(Dataset rows for apps and sites)
§ §
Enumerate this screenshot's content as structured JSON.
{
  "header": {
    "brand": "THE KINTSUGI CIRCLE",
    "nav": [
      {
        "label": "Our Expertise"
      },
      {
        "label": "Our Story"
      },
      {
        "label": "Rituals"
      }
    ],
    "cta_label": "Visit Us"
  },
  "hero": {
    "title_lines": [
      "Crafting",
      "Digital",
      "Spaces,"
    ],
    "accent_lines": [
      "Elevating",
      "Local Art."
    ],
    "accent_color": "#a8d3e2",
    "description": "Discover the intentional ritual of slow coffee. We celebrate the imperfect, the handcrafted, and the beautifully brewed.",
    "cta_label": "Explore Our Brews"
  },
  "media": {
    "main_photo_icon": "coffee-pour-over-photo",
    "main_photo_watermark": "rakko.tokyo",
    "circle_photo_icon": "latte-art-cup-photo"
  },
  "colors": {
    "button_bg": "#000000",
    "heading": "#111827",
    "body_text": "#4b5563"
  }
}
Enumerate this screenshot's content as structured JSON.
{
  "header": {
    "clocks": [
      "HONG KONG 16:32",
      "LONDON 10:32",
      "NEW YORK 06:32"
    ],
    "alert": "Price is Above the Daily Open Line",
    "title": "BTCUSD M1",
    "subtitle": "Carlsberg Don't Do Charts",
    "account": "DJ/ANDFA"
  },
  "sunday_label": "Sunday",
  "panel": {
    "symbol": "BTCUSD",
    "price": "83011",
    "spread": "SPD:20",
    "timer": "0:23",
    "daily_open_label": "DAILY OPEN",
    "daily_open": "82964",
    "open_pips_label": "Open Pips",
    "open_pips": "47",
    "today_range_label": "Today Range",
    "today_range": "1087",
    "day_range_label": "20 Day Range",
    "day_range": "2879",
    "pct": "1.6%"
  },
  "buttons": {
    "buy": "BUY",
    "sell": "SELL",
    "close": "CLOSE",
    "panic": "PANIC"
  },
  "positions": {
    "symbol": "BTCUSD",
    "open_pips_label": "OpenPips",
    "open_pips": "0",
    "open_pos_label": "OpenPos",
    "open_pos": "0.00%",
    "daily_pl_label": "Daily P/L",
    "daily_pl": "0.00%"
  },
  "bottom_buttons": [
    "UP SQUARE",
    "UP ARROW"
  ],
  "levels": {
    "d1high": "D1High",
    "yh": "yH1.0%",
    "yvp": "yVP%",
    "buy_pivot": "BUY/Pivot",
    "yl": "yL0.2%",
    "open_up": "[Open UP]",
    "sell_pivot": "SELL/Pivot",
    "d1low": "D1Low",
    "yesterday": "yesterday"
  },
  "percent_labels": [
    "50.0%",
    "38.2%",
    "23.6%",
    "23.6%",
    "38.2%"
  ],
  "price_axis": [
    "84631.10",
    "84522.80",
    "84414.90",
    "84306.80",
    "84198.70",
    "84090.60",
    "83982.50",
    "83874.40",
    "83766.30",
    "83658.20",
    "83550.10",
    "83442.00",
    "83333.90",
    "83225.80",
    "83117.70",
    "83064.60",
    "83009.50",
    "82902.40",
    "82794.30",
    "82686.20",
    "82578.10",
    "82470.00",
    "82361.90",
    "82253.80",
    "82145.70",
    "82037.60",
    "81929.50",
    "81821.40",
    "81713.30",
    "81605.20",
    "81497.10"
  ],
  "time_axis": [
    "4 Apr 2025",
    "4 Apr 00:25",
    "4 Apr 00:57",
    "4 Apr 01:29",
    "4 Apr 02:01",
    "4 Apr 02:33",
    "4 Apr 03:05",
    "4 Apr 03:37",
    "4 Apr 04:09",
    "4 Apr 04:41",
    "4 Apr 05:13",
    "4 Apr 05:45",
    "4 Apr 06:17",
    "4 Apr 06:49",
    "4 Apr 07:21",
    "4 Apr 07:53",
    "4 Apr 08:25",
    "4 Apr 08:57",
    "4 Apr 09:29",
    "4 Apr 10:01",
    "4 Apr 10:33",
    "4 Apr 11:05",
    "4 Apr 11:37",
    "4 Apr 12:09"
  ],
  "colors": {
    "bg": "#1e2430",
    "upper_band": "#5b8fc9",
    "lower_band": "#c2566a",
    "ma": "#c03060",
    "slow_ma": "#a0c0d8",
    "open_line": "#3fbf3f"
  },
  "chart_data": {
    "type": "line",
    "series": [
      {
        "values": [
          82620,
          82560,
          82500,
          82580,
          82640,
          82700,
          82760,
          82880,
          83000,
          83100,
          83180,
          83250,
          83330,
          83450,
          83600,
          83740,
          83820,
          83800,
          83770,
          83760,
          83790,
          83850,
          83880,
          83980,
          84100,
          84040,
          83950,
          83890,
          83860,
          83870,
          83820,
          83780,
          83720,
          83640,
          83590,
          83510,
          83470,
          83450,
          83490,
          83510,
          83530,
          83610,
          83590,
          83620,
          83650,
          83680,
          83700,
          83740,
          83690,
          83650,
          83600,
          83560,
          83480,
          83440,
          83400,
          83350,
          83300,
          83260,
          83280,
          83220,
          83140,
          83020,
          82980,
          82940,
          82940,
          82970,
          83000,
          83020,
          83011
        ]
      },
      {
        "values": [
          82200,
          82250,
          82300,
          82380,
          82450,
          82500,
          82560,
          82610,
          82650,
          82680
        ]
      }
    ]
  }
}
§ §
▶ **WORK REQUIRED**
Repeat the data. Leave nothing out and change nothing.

▶ **ANSWER TO THIS TASK**
Enumerate this screenshot's content as structured JSON.
{
  "header": {
    "brand": "THE KINTSUGI CIRCLE",
    "nav": [
      {
        "label": "Our Expertise"
      },
      {
        "label": "Our Story"
      },
      {
        "label": "Rituals"
      }
    ],
    "cta_label": "Visit Us"
  },
  "hero": {
    "title_lines": [
      "Crafting",
      "Digital",
      "Spaces,"
    ],
    "accent_lines": [
      "Elevating",
      "Local Art."
    ],
    "accent_color": "#a8d3e2",
    "description": "Discover the intentional ritual of slow coffee. We celebrate the imperfect, the handcrafted, and the beautifully brewed.",
    "cta_label": "Explore Our Brews"
  },
  "media": {
    "main_photo_icon": "coffee-pour-over-photo",
    "main_photo_watermark": "rakko.tokyo",
    "circle_photo_icon": "latte-art-cup-photo"
  },
  "colors": {
    "button_bg": "#000000",
    "heading": "#111827",
    "body_text": "#4b5563"
  }
}
Enumerate this screenshot's content as structured JSON.
{
  "header": {
    "clocks": [
      "HONG KONG 16:32",
      "LONDON 10:32",
      "NEW YORK 06:32"
    ],
    "alert": "Price is Above the Daily Open Line",
    "title": "BTCUSD M1",
    "subtitle": "Carlsberg Don't Do Charts",
    "account": "DJ/ANDFA"
  },
  "sunday_label": "Sunday",
  "panel": {
    "symbol": "BTCUSD",
    "price": "83011",
    "spread": "SPD:20",
    "timer": "0:23",
    "daily_open_label": "DAILY OPEN",
    "daily_open": "82964",
    "open_pips_label": "Open Pips",
    "open_pips": "47",
    "today_range_label": "Today Range",
    "today_range": "1087",
    "day_range_label": "20 Day Range",
    "day_range": "2879",
    "pct": "1.6%"
  },
  "buttons": {
    "buy": "BUY",
    "sell": "SELL",
    "close": "CLOSE",
    "panic": "PANIC"
  },
  "positions": {
    "symbol": "BTCUSD",
    "open_pips_label": "OpenPips",
    "open_pips": "0",
    "open_pos_label": "OpenPos",
    "open_pos": "0.00%",
    "daily_pl_label": "Daily P/L",
    "daily_pl": "0.00%"
  },
  "bottom_buttons": [
    "UP SQUARE",
    "UP ARROW"
  ],
  "levels": {
    "d1high": "D1High",
    "yh": "yH1.0%",
    "yvp": "yVP%",
    "buy_pivot": "BUY/Pivot",
    "yl": "yL0.2%",
    "open_up": "[Open UP]",
    "sell_pivot": "SELL/Pivot",
    "d1low": "D1Low",
    "yesterday": "yesterday"
  },
  "percent_labels": [
    "50.0%",
    "38.2%",
    "23.6%",
    "23.6%",
    "38.2%"
  ],
  "price_axis": [
    "84631.10",
    "84522.80",
    "84414.90",
    "84306.80",
    "84198.70",
    "84090.60",
    "83982.50",
    "83874.40",
    "83766.30",
    "83658.20",
    "83550.10",
    "83442.00",
    "83333.90",
    "83225.80",
    "83117.70",
    "83064.60",
    "83009.50",
    "82902.40",
    "82794.30",
    "82686.20",
    "82578.10",
    "82470.00",
    "82361.90",
    "82253.80",
    "82145.70",
    "82037.60",
    "81929.50",
    "81821.40",
    "81713.30",
    "81605.20",
    "81497.10"
  ],
  "time_axis": [
    "4 Apr 2025",
    "4 Apr 00:25",
    "4 Apr 00:57",
    "4 Apr 01:29",
    "4 Apr 02:01",
    "4 Apr 02:33",
    "4 Apr 03:05",
    "4 Apr 03:37",
    "4 Apr 04:09",
    "4 Apr 04:41",
    "4 Apr 05:13",
    "4 Apr 05:45",
    "4 Apr 06:17",
    "4 Apr 06:49",
    "4 Apr 07:21",
    "4 Apr 07:53",
    "4 Apr 08:25",
    "4 Apr 08:57",
    "4 Apr 09:29",
    "4 Apr 10:01",
    "4 Apr 10:33",
    "4 Apr 11:05",
    "4 Apr 11:37",
    "4 Apr 12:09"
  ],
  "colors": {
    "bg": "#1e2430",
    "upper_band": "#5b8fc9",
    "lower_band": "#c2566a",
    "ma": "#c03060",
    "slow_ma": "#a0c0d8",
    "open_line": "#3fbf3f"
  },
  "chart_data": {
    "type": "line",
    "series": [
      {
        "values": [
          82620,
          82560,
          82500,
          82580,
          82640,
          82700,
          82760,
          82880,
          83000,
          83100,
          83180,
          83250,
          83330,
          83450,
          83600,
          83740,
          83820,
          83800,
          83770,
          83760,
          83790,
          83850,
          83880,
          83980,
          84100,
          84040,
          83950,
          83890,
          83860,
          83870,
          83820,
          83780,
          83720,
          83640,
          83590,
          83510,
          83470,
          83450,
          83490,
          83510,
          83530,
          83610,
          83590,
          83620,
          83650,
          83680,
          83700,
          83740,
          83690,
          83650,
          83600,
          83560,
          83480,
          83440,
          83400,
          83350,
          83300,
          83260,
          83280,
          83220,
          83140,
          83020,
          82980,
          82940,
          82940,
          82970,
          83000,
          83020,
          83011
        ]
      },
      {
        "values": [
          82200,
          82250,
          82300,
          82380,
          82450,
          82500,
          82560,
          82610,
          82650,
          82680
        ]
      }
    ]
  }
}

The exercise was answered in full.